A baseball coach at Santa Monica High School has been diagnosed with measles.
In a letter sent to parents on Jan. 23, Samohi Principal Eva Mayoral said the school received confirmation that a freshman baseball coach had measlesfromTheDepartmentofPublicHealth. Officials told the school there is only a small possibility that students could have been exposed and that no further action was needed.
“Wehavereviewedimmunizationrecordsforallbaseballplayersandaccordingtoourrecords,allhavebeenimmunizedagainstthispreventabledisease,” said the letter.
In a separate communication released Jan. 22, the Santa Monica Malibu Unified School District encouraged parents to vaccinate their children.
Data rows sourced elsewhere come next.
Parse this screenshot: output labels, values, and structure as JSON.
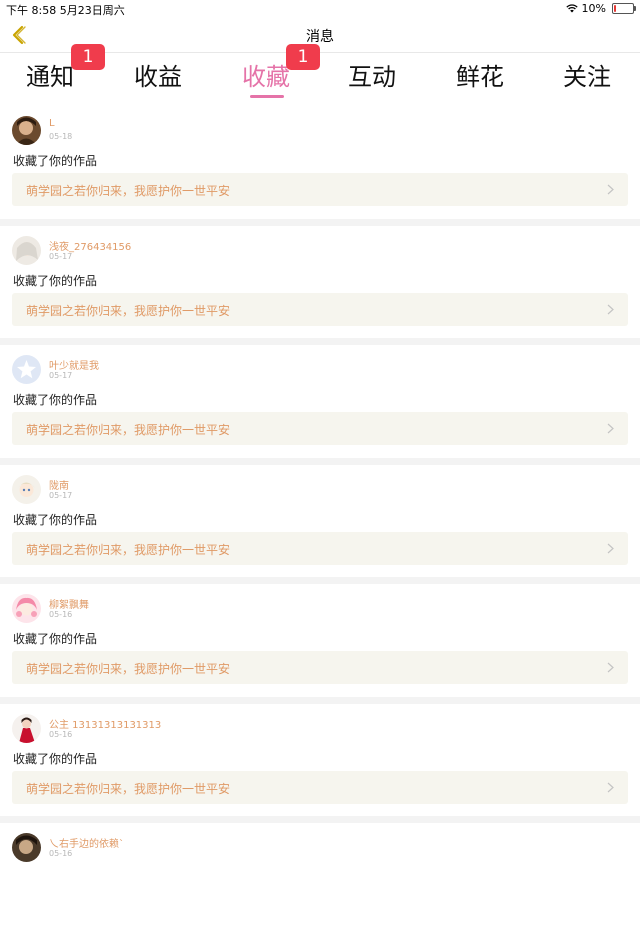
{
  "status_bar": {
    "time": "下午 8:58   5月23日周六",
    "battery": "10%",
    "battery_level": 0.1
  },
  "nav": {
    "title": "消息"
  },
  "tabs": [
    {
      "label": "通知",
      "badge": "1"
    },
    {
      "label": "收益",
      "badge": ""
    },
    {
      "label": "收藏",
      "badge": "1",
      "active": true
    },
    {
      "label": "互动",
      "badge": ""
    },
    {
      "label": "鲜花",
      "badge": ""
    },
    {
      "label": "关注",
      "badge": ""
    }
  ],
  "colors": {
    "accent": "#e573a8",
    "badge": "#f03c4c",
    "username": "#e09a66",
    "work_bg": "#f6f5ee"
  },
  "feed": [
    {
      "user": "L",
      "date": "05-18",
      "action": "收藏了你的作品",
      "work": "萌学园之若你归来，我愿护你一世平安"
    },
    {
      "user": "浅夜_276434156",
      "date": "05-17",
      "action": "收藏了你的作品",
      "work": "萌学园之若你归来，我愿护你一世平安"
    },
    {
      "user": "叶少就是我",
      "date": "05-17",
      "action": "收藏了你的作品",
      "work": "萌学园之若你归来，我愿护你一世平安"
    },
    {
      "user": "陇南",
      "date": "05-17",
      "action": "收藏了你的作品",
      "work": "萌学园之若你归来，我愿护你一世平安"
    },
    {
      "user": "柳絮飘舞",
      "date": "05-16",
      "action": "收藏了你的作品",
      "work": "萌学园之若你归来，我愿护你一世平安"
    },
    {
      "user": "公主 13131313131313",
      "date": "05-16",
      "action": "收藏了你的作品",
      "work": "萌学园之若你归来，我愿护你一世平安"
    },
    {
      "user": "乀右手边的依赖ˋ",
      "date": "05-16",
      "action": "",
      "work": ""
    }
  ]
}
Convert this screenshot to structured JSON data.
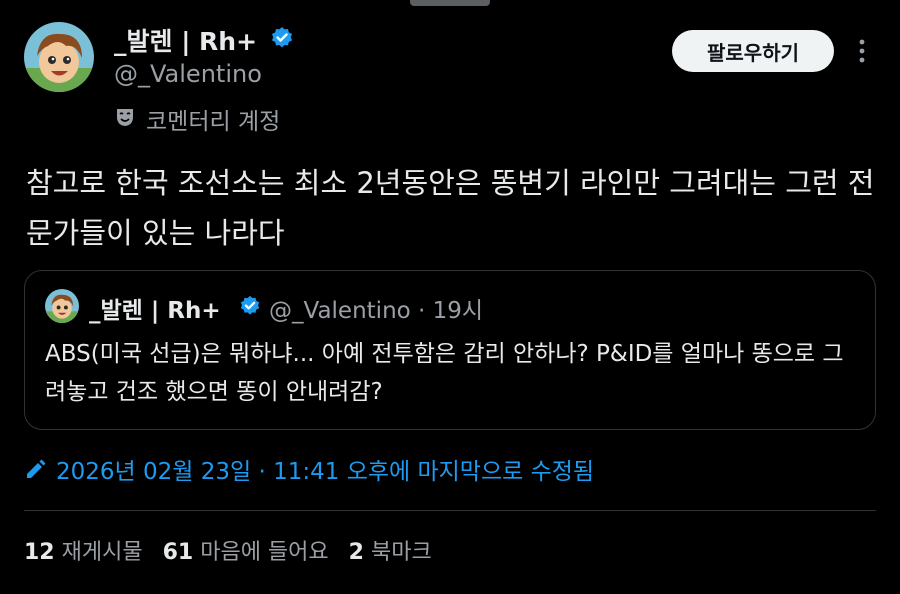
{
  "author": {
    "display_name": "_발렌 | Rh+",
    "handle": "@_Valentino",
    "account_label": "코멘터리 계정",
    "avatar_icon": "cartoon-child-avatar",
    "verified_icon": "verified-badge-icon"
  },
  "actions": {
    "follow_label": "팔로우하기",
    "more_icon": "more-vertical-icon"
  },
  "tweet": {
    "text": "참고로 한국 조선소는 최소 2년동안은 똥변기 라인만 그려대는 그런 전문가들이 있는 나라다"
  },
  "quote": {
    "display_name": "_발렌 | Rh+",
    "handle_time": "@_Valentino · 19시",
    "text": "ABS(미국 선급)은 뭐하냐... 아예 전투함은 감리 안하나? P&ID를 얼마나 똥으로 그려놓고 건조 했으면 똥이 안내려감?"
  },
  "edited": {
    "text": "2026년 02월 23일 · 11:41 오후에 마지막으로 수정됨",
    "icon": "pencil-icon"
  },
  "stats": {
    "reposts_count": "12",
    "reposts_label": "재게시물",
    "likes_count": "61",
    "likes_label": "마음에 들어요",
    "bookmarks_count": "2",
    "bookmarks_label": "북마크"
  },
  "colors": {
    "background": "#000000",
    "text": "#e7e9ea",
    "muted": "#9aa0a6",
    "accent": "#1d9bf0",
    "border": "#2f3336"
  }
}
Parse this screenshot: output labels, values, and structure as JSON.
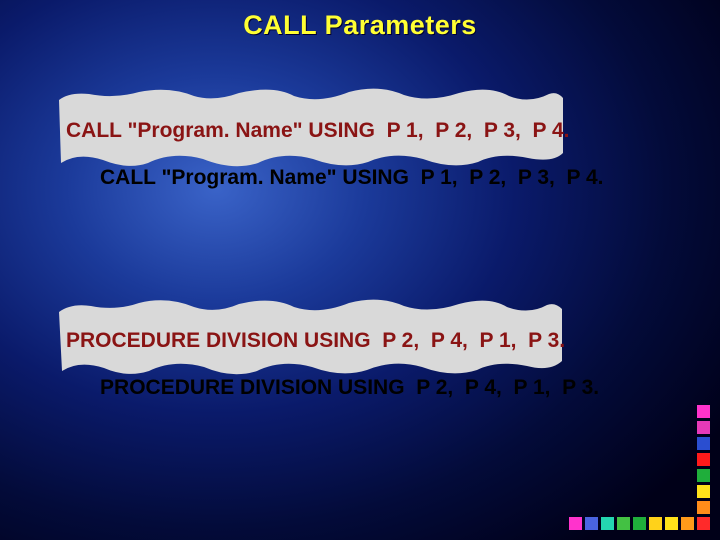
{
  "title": "CALL Parameters",
  "code_line_1": "CALL \"Program. Name\" USING  P 1,  P 2,  P 3,  P 4.",
  "code_line_2": "PROCEDURE DIVISION USING  P 2,  P 4,  P 1,  P 3.",
  "square_colors": {
    "magenta": "#ff33cc",
    "magenta2": "#e63ab8",
    "blue": "#2a4ed0",
    "red": "#ff1a1a",
    "green": "#1fae3b",
    "yellow": "#ffe21a",
    "orange": "#ff8c1a",
    "red2": "#ff2a2a",
    "cyan": "#24d6b0",
    "green2": "#43c143",
    "blue2": "#4a64e0",
    "yellow2": "#ffd21a",
    "orange2": "#ff9a1a"
  }
}
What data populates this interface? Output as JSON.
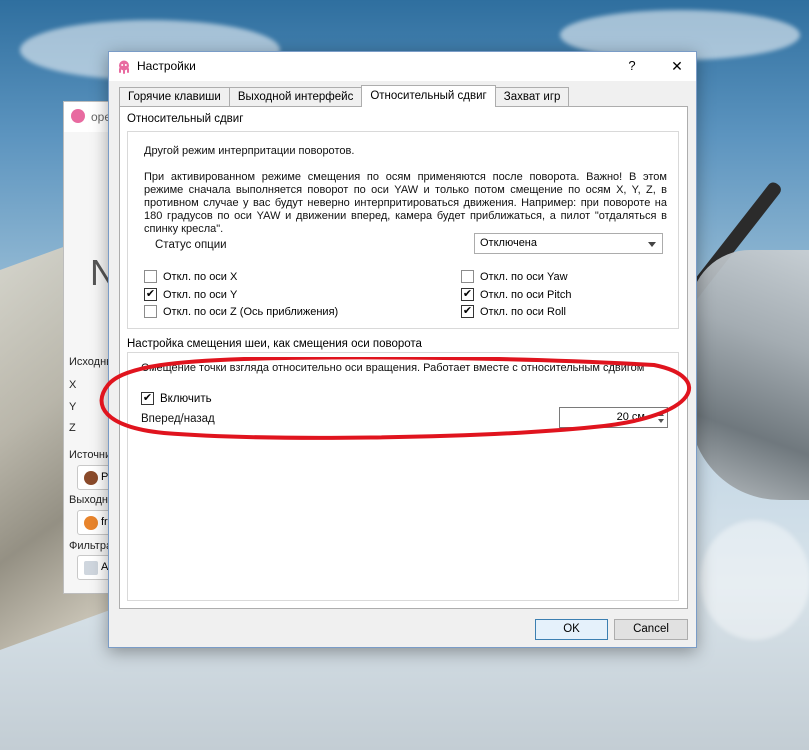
{
  "background_window": {
    "title": "ope",
    "big_letter": "N",
    "source_section_label": "Исходны",
    "axis_x": "X",
    "axis_y": "Y",
    "axis_z": "Z",
    "input_label": "Источни",
    "input_value": "Р",
    "output_label": "Выходн",
    "output_value": "fr",
    "filter_label": "Фильтра",
    "filter_value": "А"
  },
  "dialog": {
    "title": "Настройки",
    "help_glyph": "?",
    "close_glyph": "✕",
    "tabs": [
      {
        "label": "Горячие клавиши"
      },
      {
        "label": "Выходной интерфейс"
      },
      {
        "label": "Относительный сдвиг"
      },
      {
        "label": "Захват игр"
      }
    ],
    "active_tab": "Относительный сдвиг",
    "relative_shift": {
      "group_title": "Относительный сдвиг",
      "description_1": "Другой режим интерпритации поворотов.",
      "description_2": "При активированном режиме смещения по осям применяются после поворота. Важно! В этом режиме сначала выполняется поворот по оси YAW и только потом смещение по осям X, Y, Z, в противном случае у вас будут неверно интерпритироваться движения. Например: при повороте на 180 градусов по оси YAW и движении вперед, камера будет приближаться, а пилот \"отдаляться в спинку кресла\".",
      "status_label": "Статус опции",
      "status_value": "Отключена",
      "checkboxes_left": [
        {
          "label": "Откл. по оси X",
          "checked": false
        },
        {
          "label": "Откл. по оси Y",
          "checked": true
        },
        {
          "label": "Откл. по оси Z (Ось приближения)",
          "checked": false
        }
      ],
      "checkboxes_right": [
        {
          "label": "Откл. по оси Yaw",
          "checked": false
        },
        {
          "label": "Откл. по оси Pitch",
          "checked": true
        },
        {
          "label": "Откл. по оси Roll",
          "checked": true
        }
      ]
    },
    "neck_offset": {
      "group_title": "Настройка смещения шеи, как смещения оси поворота",
      "description": "Смещение точки взгляда относительно оси вращения. Работает вместе с относительным сдвигом",
      "enable_label": "Включить",
      "enable_checked": true,
      "forward_label": "Вперед/назад",
      "forward_value": "20 см"
    },
    "check_mark": "✔",
    "ok_label": "OK",
    "cancel_label": "Cancel"
  },
  "colors": {
    "annotation_red": "#e0141e",
    "accent_blue": "#3c7fb1"
  }
}
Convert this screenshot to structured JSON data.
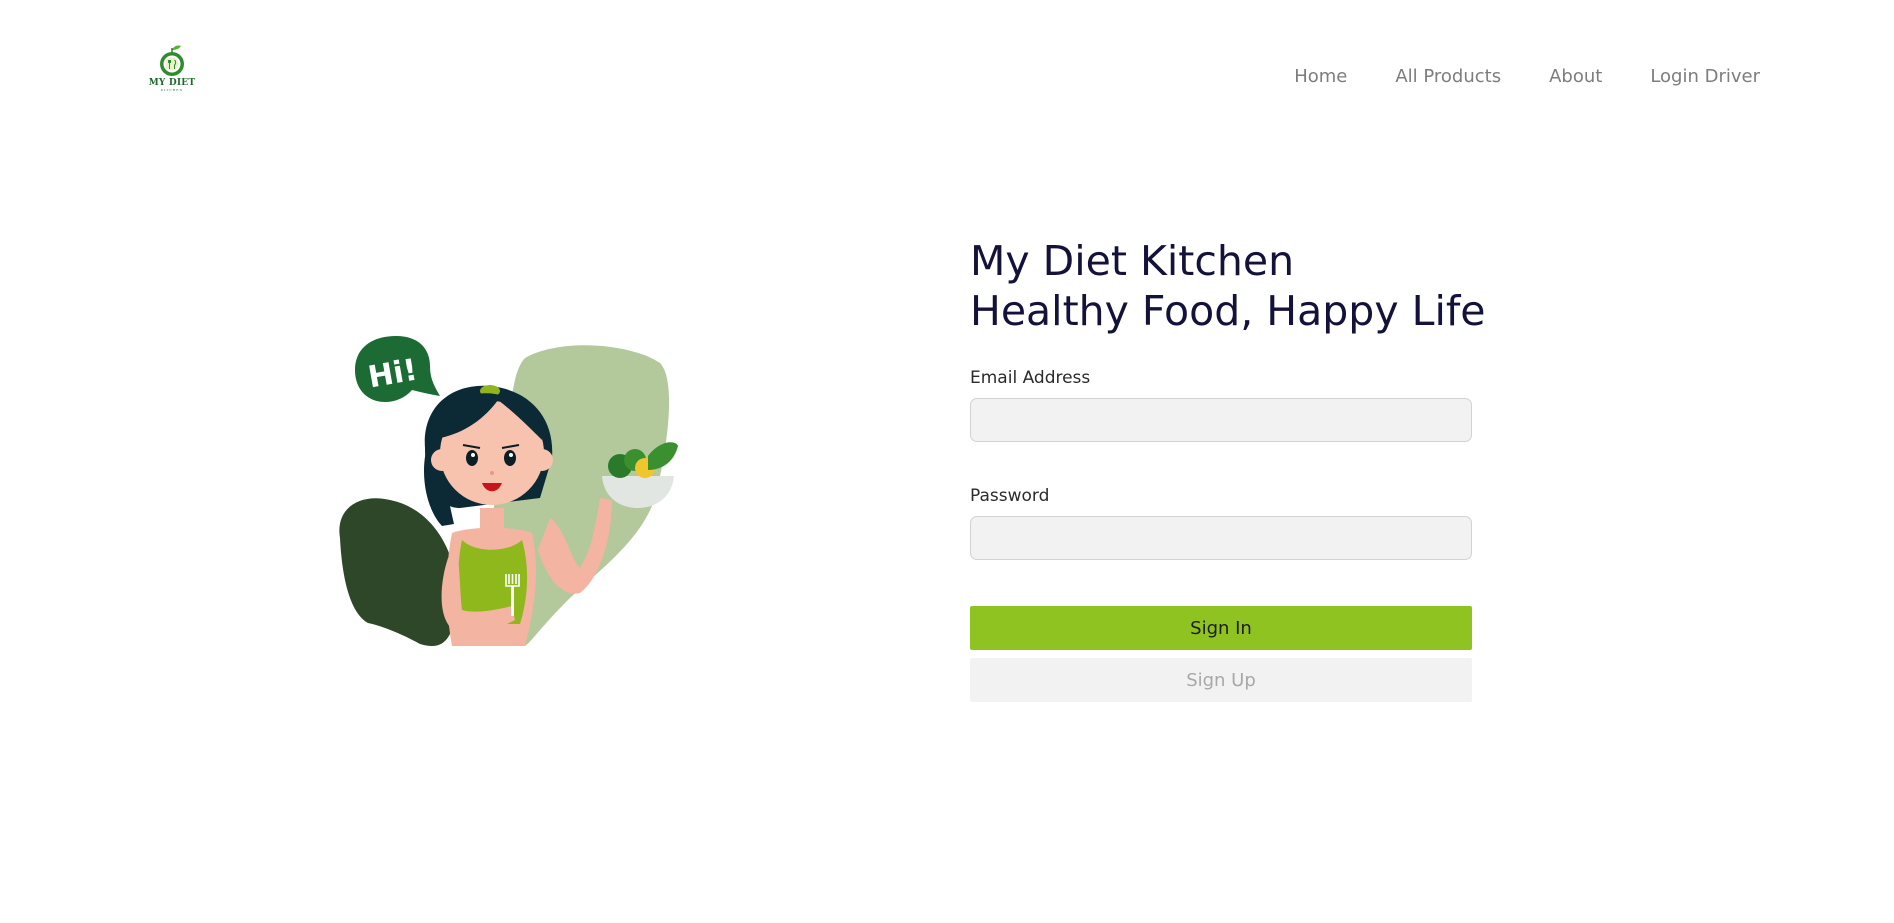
{
  "brand": {
    "logo_text": "MY DIET",
    "logo_subtext": "KITCHEN"
  },
  "nav": {
    "items": [
      {
        "label": "Home"
      },
      {
        "label": "All Products"
      },
      {
        "label": "About"
      },
      {
        "label": "Login Driver"
      }
    ]
  },
  "hero": {
    "speech_bubble": "Hi!"
  },
  "form": {
    "title_line1": "My Diet Kitchen",
    "title_line2": "Healthy Food, Happy Life",
    "email_label": "Email Address",
    "email_value": "",
    "password_label": "Password",
    "password_value": "",
    "sign_in_label": "Sign In",
    "sign_up_label": "Sign Up"
  },
  "colors": {
    "accent": "#8fc322",
    "title": "#12123a",
    "nav_text": "#7d7d7d",
    "logo_green": "#1d6b2c"
  }
}
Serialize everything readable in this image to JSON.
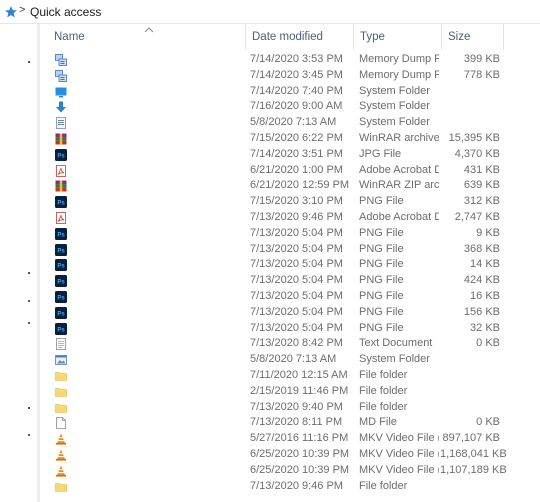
{
  "address": {
    "crumb": "Quick access",
    "separator": ">"
  },
  "columns": {
    "name": "Name",
    "date": "Date modified",
    "type": "Type",
    "size": "Size"
  },
  "rows": [
    {
      "icon": "memory-dump-icon",
      "date": "7/14/2020 3:53 PM",
      "type": "Memory Dump File",
      "size": "399 KB"
    },
    {
      "icon": "memory-dump-icon",
      "date": "7/14/2020 3:45 PM",
      "type": "Memory Dump File",
      "size": "778 KB"
    },
    {
      "icon": "desktop-folder-icon",
      "date": "7/14/2020 7:40 PM",
      "type": "System Folder",
      "size": ""
    },
    {
      "icon": "downloads-folder-icon",
      "date": "7/16/2020 9:00 AM",
      "type": "System Folder",
      "size": ""
    },
    {
      "icon": "documents-folder-icon",
      "date": "5/8/2020 7:13 AM",
      "type": "System Folder",
      "size": ""
    },
    {
      "icon": "winrar-icon",
      "date": "7/15/2020 6:22 PM",
      "type": "WinRAR archive",
      "size": "15,395 KB"
    },
    {
      "icon": "photoshop-icon",
      "date": "7/14/2020 3:51 PM",
      "type": "JPG File",
      "size": "4,370 KB"
    },
    {
      "icon": "pdf-icon",
      "date": "6/21/2020 1:00 PM",
      "type": "Adobe Acrobat D...",
      "size": "431 KB"
    },
    {
      "icon": "winrar-icon",
      "date": "6/21/2020 12:59 PM",
      "type": "WinRAR ZIP archive",
      "size": "639 KB"
    },
    {
      "icon": "photoshop-icon",
      "date": "7/15/2020 3:10 PM",
      "type": "PNG File",
      "size": "312 KB"
    },
    {
      "icon": "pdf-icon",
      "date": "7/13/2020 9:46 PM",
      "type": "Adobe Acrobat D...",
      "size": "2,747 KB"
    },
    {
      "icon": "photoshop-icon",
      "date": "7/13/2020 5:04 PM",
      "type": "PNG File",
      "size": "9 KB"
    },
    {
      "icon": "photoshop-icon",
      "date": "7/13/2020 5:04 PM",
      "type": "PNG File",
      "size": "368 KB"
    },
    {
      "icon": "photoshop-icon",
      "date": "7/13/2020 5:04 PM",
      "type": "PNG File",
      "size": "14 KB"
    },
    {
      "icon": "photoshop-icon",
      "date": "7/13/2020 5:04 PM",
      "type": "PNG File",
      "size": "424 KB"
    },
    {
      "icon": "photoshop-icon",
      "date": "7/13/2020 5:04 PM",
      "type": "PNG File",
      "size": "16 KB"
    },
    {
      "icon": "photoshop-icon",
      "date": "7/13/2020 5:04 PM",
      "type": "PNG File",
      "size": "156 KB"
    },
    {
      "icon": "photoshop-icon",
      "date": "7/13/2020 5:04 PM",
      "type": "PNG File",
      "size": "32 KB"
    },
    {
      "icon": "text-document-icon",
      "date": "7/13/2020 8:42 PM",
      "type": "Text Document",
      "size": "0 KB"
    },
    {
      "icon": "pictures-folder-icon",
      "date": "5/8/2020 7:13 AM",
      "type": "System Folder",
      "size": ""
    },
    {
      "icon": "folder-icon",
      "date": "7/11/2020 12:15 AM",
      "type": "File folder",
      "size": ""
    },
    {
      "icon": "folder-icon",
      "date": "2/15/2019 11:46 PM",
      "type": "File folder",
      "size": ""
    },
    {
      "icon": "folder-icon",
      "date": "7/13/2020 9:40 PM",
      "type": "File folder",
      "size": ""
    },
    {
      "icon": "blank-file-icon",
      "date": "7/13/2020 8:11 PM",
      "type": "MD File",
      "size": "0 KB"
    },
    {
      "icon": "vlc-icon",
      "date": "5/27/2016 11:16 PM",
      "type": "MKV Video File (V...",
      "size": "897,107 KB"
    },
    {
      "icon": "vlc-icon",
      "date": "6/25/2020 10:39 PM",
      "type": "MKV Video File (V...",
      "size": "1,168,041 KB"
    },
    {
      "icon": "vlc-icon",
      "date": "6/25/2020 10:39 PM",
      "type": "MKV Video File (V...",
      "size": "1,107,189 KB"
    },
    {
      "icon": "folder-icon",
      "date": "7/13/2020 9:46 PM",
      "type": "File folder",
      "size": ""
    }
  ]
}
“SMMUSD has students in the district who are “immune deficient” due to a variety of medical conditions. Exposure to unimmunized children poses a risk to these students whose immune systems are unable to protect them. The more district and community members who are immunized, the safer the environment for these fragile students. Infants too young to be immunized and the elderly in the community are also at high risk by unimmunized students,” said the statement.
Children entering kindergarten are required to be vaccinated for polio, chicken pox, measles/mumps/rubella, hepatitis B, and tetanus/diphtheria/pertussis (whooping cough). Students entering seventh grade are required to have a booster shot of the Tdap (tetanus/diphtheria/pertussis) vaccine.
The Centers for Disease Control recommends middle- and high-school-age children receive a vaccination to prevent catching meningococcal meningitis, a disease that’s more common among older children. In addition, to prevent certain types of cancer, the human papillomavirus (HPV) vaccine is recommended by the CDC for preteen boys and girls.
The measles outbreak began in Orange County at the Disneyland theme parks. The disease has continued to spread throughout California, into other states and possibly into Mexico with 80 confirmed cases and more expected.
Measles is highly contagious and if left untreated can be deadly. Vaccines are readily available for measles, and other once common diseases, but vaccine rates in Santa Monica are below average, leaving some residents at risk for contracting, and then spreading, diseases.
SMMUSD said it has plans in place to handle outbreaks of this type.
“The district would like to remind families that during an outbreak of a preventable disease such as measles, unimmunized students (including those who have not provided documentation of immunization) may be excluded from school for the length of the incubation period, in some cases up to 21 days, according to Lora Morn, RN, MSN, SMMUSD coordinating nurse. The district has cooperated with the Los Angeles County Department of Public Health in the past and when they have recommended that students be excluded, the district has excluded,” the district said in it’s letter to parents.
The district said free vaccines are available at the Westside Family Clinic at 1711 Ocean Park Blvd in Santa Monica for children under 18 years old on the first Saturday of each month from 12-2 p.m. No appointment is necessary.